The future of corporate water action

Ceres calls on companies to create net-positive water impacts, ensure the human right to water and to strengthen water governance and policies, with the goal of fulfilling these actions by 2030.

Flooded cornfield

Editor’s note: This article is the second in a series about the Ceres Roadmap 2030, a vision for sustainable business leadership in this crucial decade. The roadmap provides a 10-year action plan to help companies navigate and thrive in the accelerated transition to a more just, equitable and sustainable economy. You can find the first article here.

The water crisis is one of the greatest human, environmental, economic and financial challenges of our time. No person or business, no matter the industry, can survive without clean water — and that supply is dwindling and in danger. Scientists predict by 2030, global water demand will more than double supply.

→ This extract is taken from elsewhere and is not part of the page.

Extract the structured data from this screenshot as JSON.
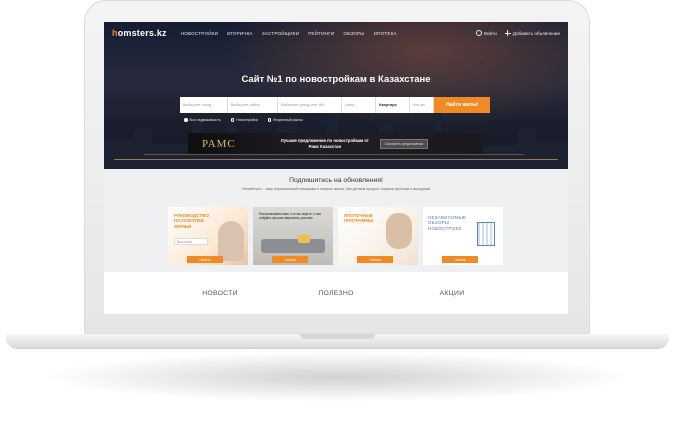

This growing crisis is playing out here and now. The largest companies, in particular, have a critical role to play. It is also in their own interest to act as it has major financial implications on their bottom line.

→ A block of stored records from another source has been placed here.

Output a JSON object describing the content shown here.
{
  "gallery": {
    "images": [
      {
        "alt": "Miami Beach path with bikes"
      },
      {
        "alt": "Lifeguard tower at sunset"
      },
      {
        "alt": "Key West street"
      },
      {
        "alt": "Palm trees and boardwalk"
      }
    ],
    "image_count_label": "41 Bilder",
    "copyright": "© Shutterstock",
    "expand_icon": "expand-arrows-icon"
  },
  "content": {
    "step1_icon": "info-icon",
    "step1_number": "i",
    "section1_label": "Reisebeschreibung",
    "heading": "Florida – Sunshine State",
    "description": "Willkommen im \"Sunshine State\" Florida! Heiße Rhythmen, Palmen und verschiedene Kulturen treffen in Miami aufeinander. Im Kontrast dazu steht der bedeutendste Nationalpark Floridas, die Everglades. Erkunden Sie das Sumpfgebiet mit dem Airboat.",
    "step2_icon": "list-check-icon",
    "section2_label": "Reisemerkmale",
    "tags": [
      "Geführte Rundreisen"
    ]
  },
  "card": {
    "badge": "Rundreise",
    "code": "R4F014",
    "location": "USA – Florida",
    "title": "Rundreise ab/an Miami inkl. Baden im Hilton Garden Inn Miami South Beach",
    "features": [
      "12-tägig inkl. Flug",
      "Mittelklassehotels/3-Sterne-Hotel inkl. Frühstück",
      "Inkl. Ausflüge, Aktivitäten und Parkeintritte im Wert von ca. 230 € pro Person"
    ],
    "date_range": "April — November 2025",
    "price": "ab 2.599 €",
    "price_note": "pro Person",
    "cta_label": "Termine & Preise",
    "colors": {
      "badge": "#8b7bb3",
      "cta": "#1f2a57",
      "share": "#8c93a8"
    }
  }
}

For example, in Australia, the country’s largest agribusiness, Graincorp, saw its earnings decline by about half in 2018 due to a poor harvest caused by drought in the eastern half of the country. But too much water is also a major financial risk. Flooding in the Mississippi River Basin in 2019 submerged millions of farm acres of corn and soy, triggering a drop in stock prices in the meat industry and other agricultural sectors.

Corporations are increasingly aware of the need to change their business practices to ensure a sustainable water supply. Over the past six months, several major industry leaders announced notable new water commitments, including Cargill, McDonalds, Microsoft and Starbucks.

But there is still a gap between commitments and the actions being taken and the actions needed. That’s where our new Ceres Roadmap 2030 can help.

This 10-year action plan helps companies embed sustainability factors into how they do business, including protecting water resources and other natural resources and building a more just and inclusive economy. With water, it calls on companies to create net-positive water impacts, ensure the human right to water and to strengthen water governance and policies — with the goal of fulfilling these actions by 2030.

The future of water commitments: 3 key aspects

1. Create a net-positive water impact

It is no longer enough for companies to just reduce water use or eliminate their own pollution. Companies must focus on becoming "resource positive" — giving back more than they take from the planet — in order to outweigh their negative impacts of water and ensure a sustainable global water supply.

Some companies are already working to create a new movement towards water positivity across the economy. Tech giant Microsoft just made a new pledge to be "water-positive" by 2030, committing to replenish all the water it consumes. It is joined by Gap Inc. Given that it takes hundreds of gallons of water to make a pair of jeans, the company has pledged a water-positive impact on areas of high water stress by 2050.

While these commitments represent an encouraging trend towards resource positivity, they still lack many crucial interim steps needed to keep companies accountable to their goals. The Ceres Roadmap not only lays out why companies need to become water-positive but also what specific actions they can take to achieve those goals.

2. Ensure the human right to water

Companies must help to protect the human right to water. Companies can do their part by allocating resources and developing policies that promote increased community access to clean water and sanitation.

More corporate sustainability initiatives are recognizing the importance of human rights in a water commitment: the CEO Water Mandate, a pledge signed by major companies such as Anheuser Busch, Cargill and Dow Chemical, places the goal to "recognize the human right to safe drinking water and sanitation" among other steps toward water stewardship.

One company that has stepped up in this area is The Coca-Cola Company, which depends on water for its products. At the formal launch of the Ceres Roadmap, CEO James Quincey noted that the company has helped to provide water and sanitation for 10.6 million people since 2010 through its water programs. It expands its efforts during the global pandemic to address the increased needs.

By placing workers and communities that feel the impacts of water stress most acutely front and center, companies can make sure that their water programs promote a more just and inclusive approach to a water-secure future.

3. Strengthen water governance and policies

Even the most ambitious actions by a company to reduce its water impacts can be quickly negated if local governance of water resources is inadequate. It is critical for policymakers to hear directly from companies about the economic case for stronger water management.

To accomplish this, companies need to advocate for science-based public policy and regulations on water management issues at the local, state and national levels. This includes but is not limited to science-based allocations and discharge limits, infrastructure funding and efforts aimed at maximizing local water supplies.

One such advocacy collaboration is Ceres’ Connect the Drops, an initiative that brings together more than 35 companies with a water footprint in California to urge policymakers to advance innovative water solutions for sustainably managing the state’s stressed and often unpredictable water supplies.  

So there they are — the key actions to help companies be a leader on water in the years ahead. Ceres is ready to work with companies to rise to the challenge and help create a sustainable water future for generations to come.

More on this topic